Volunteer editors undertake large responsibilities for overseeing the peer review of scholarly journals. Publishers of the journals are struggling to remain competitive while being mindful of the pressures put on volunteer editors. In our case, anecdotal evidence from the editors regarding the bottlenecks in processing time was inaccurate.

Manuscript-submission systems are increasingly sophisticated with respect to generating data reports. Many systems provide “canned” reports that show high-level statistics that are useful in some types of reporting; however, it is difficult to track specific concerns by reviewing only canned reports.

The Editor and Reviewer Performance Report has completely changed the conversation at editorial board meetings. The CEs and their AEs have data that show where the bottlenecks are in the process. Arming the editors with this information is critical for allowing them to do what they do best: solve problems.

From the publisher perspective, having these reports and more granular data has highlighted weaknesses in the process. More attention is being paid to late papers, and coordinators are more aggressive in contacting editors who appear to be struggling to keep up. Journal managers who perform a more detailed analysis will have data to either support or refute editor perceptions on their performance activity. Furthermore, by providing specific turnaround times for smaller pieces of the tasks involved with peer review, the editors have data for valuable discussions about how to manage the workload.
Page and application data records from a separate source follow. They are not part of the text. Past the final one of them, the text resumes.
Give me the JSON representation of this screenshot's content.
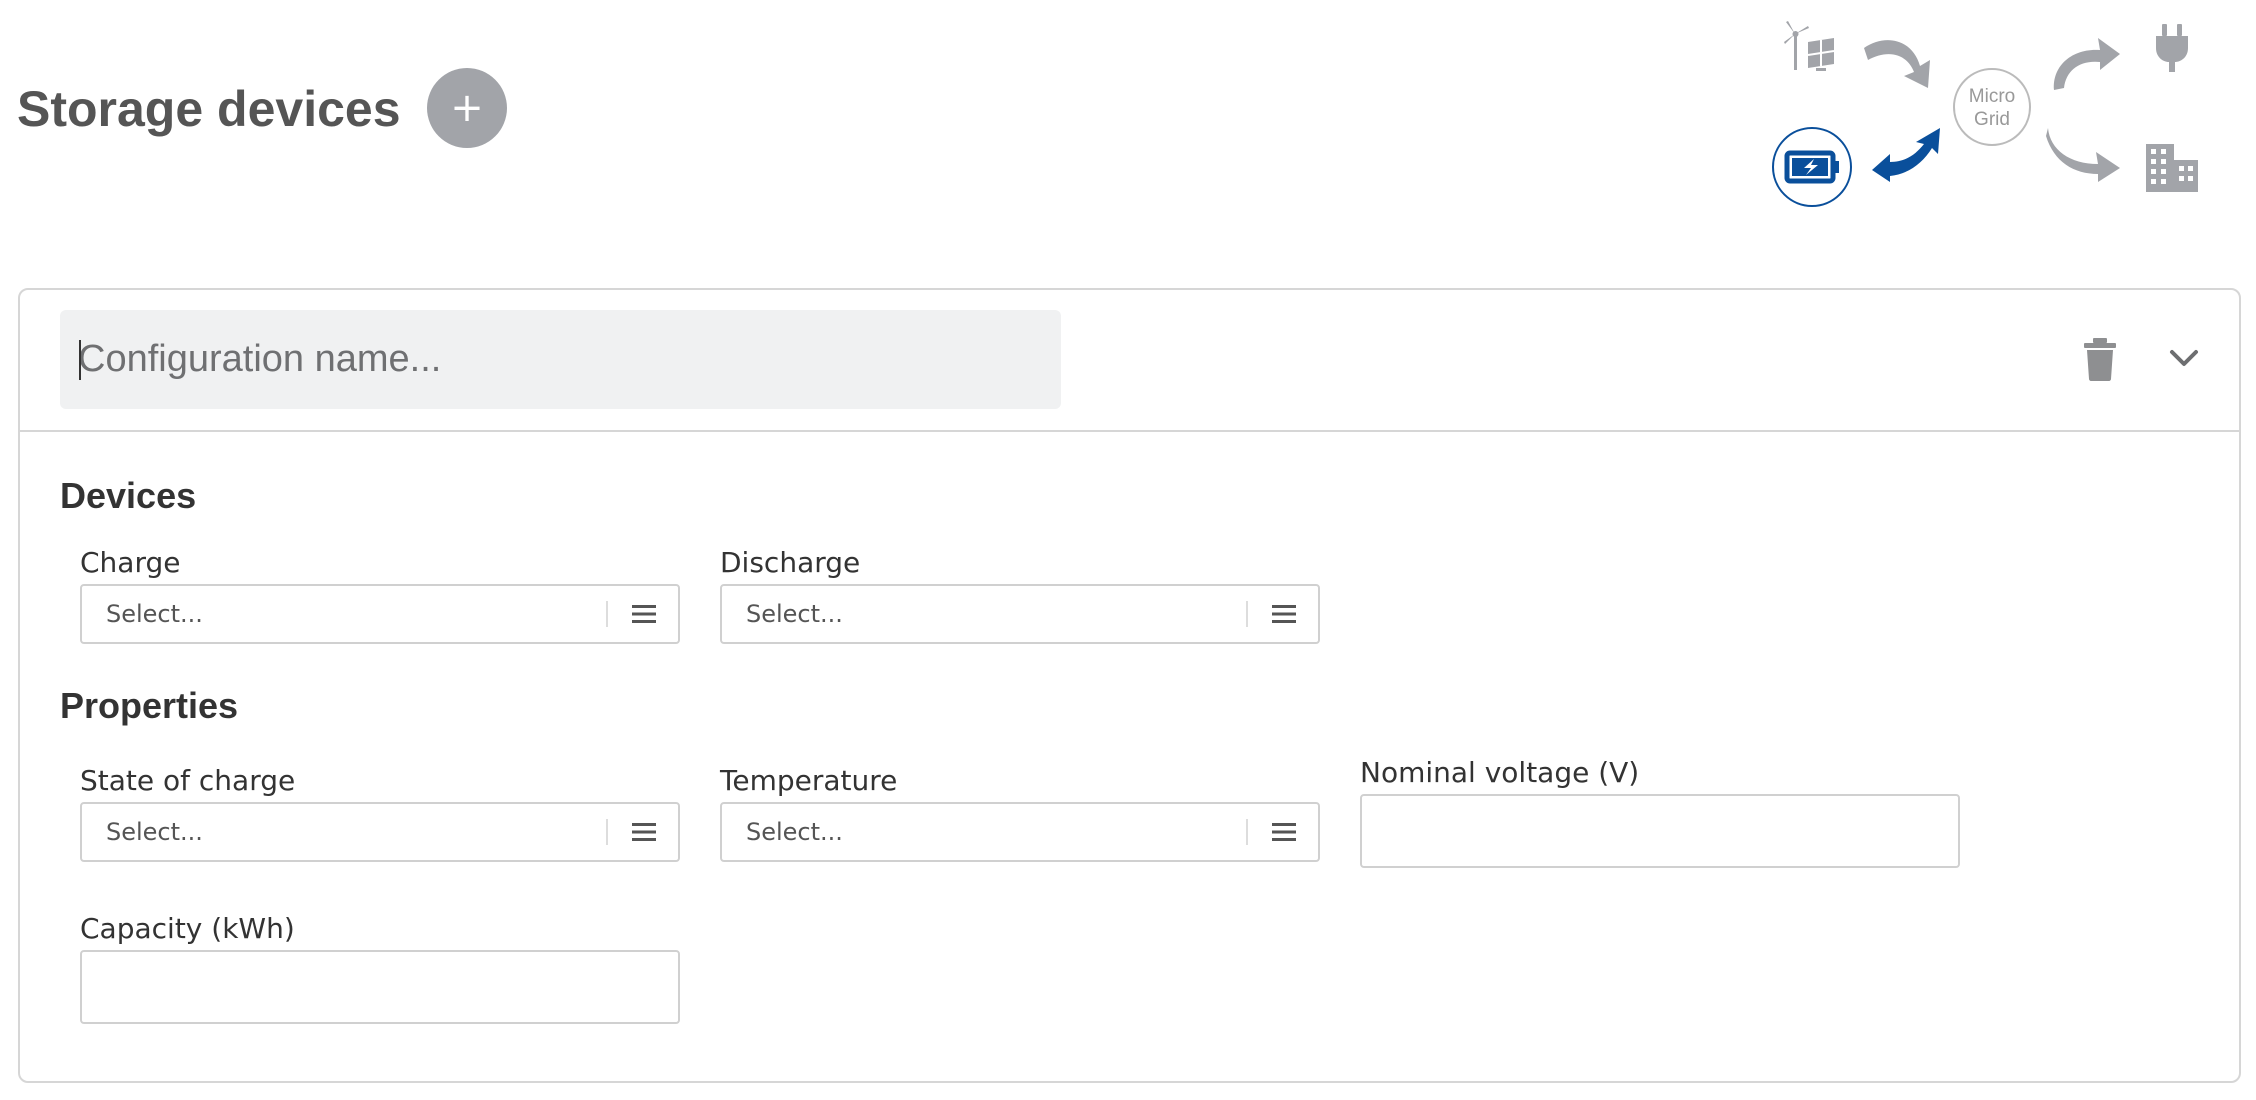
{
  "header": {
    "title": "Storage devices",
    "add_label": "+"
  },
  "microgrid": {
    "center_line1": "Micro",
    "center_line2": "Grid",
    "active_node": "storage",
    "colors": {
      "active": "#0a4f9b",
      "inactive": "#a2a4a9"
    },
    "icons": [
      "wind-solar-icon",
      "plug-icon",
      "battery-icon",
      "building-icon"
    ]
  },
  "config": {
    "name_placeholder": "Configuration name...",
    "name_value": ""
  },
  "devices": {
    "title": "Devices",
    "charge_label": "Charge",
    "charge_value": "Select...",
    "discharge_label": "Discharge",
    "discharge_value": "Select..."
  },
  "properties": {
    "title": "Properties",
    "soc_label": "State of charge",
    "soc_value": "Select...",
    "temperature_label": "Temperature",
    "temperature_value": "Select...",
    "voltage_label": "Nominal voltage (V)",
    "voltage_value": "",
    "capacity_label": "Capacity (kWh)",
    "capacity_value": ""
  }
}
  1. Snodgrass R. Journal relevance. SIGMOD Record. September 2003. 32(3):11–15.
  2. Thomson Reuters. 2011 Journal Citation Reports, Science Edition. 2011.

ANGELA COCHRAN is director, journals, and LIZ GUERTIN is manager of journals systems administration of the American Society of Civil Engineers, Reston, Virginia.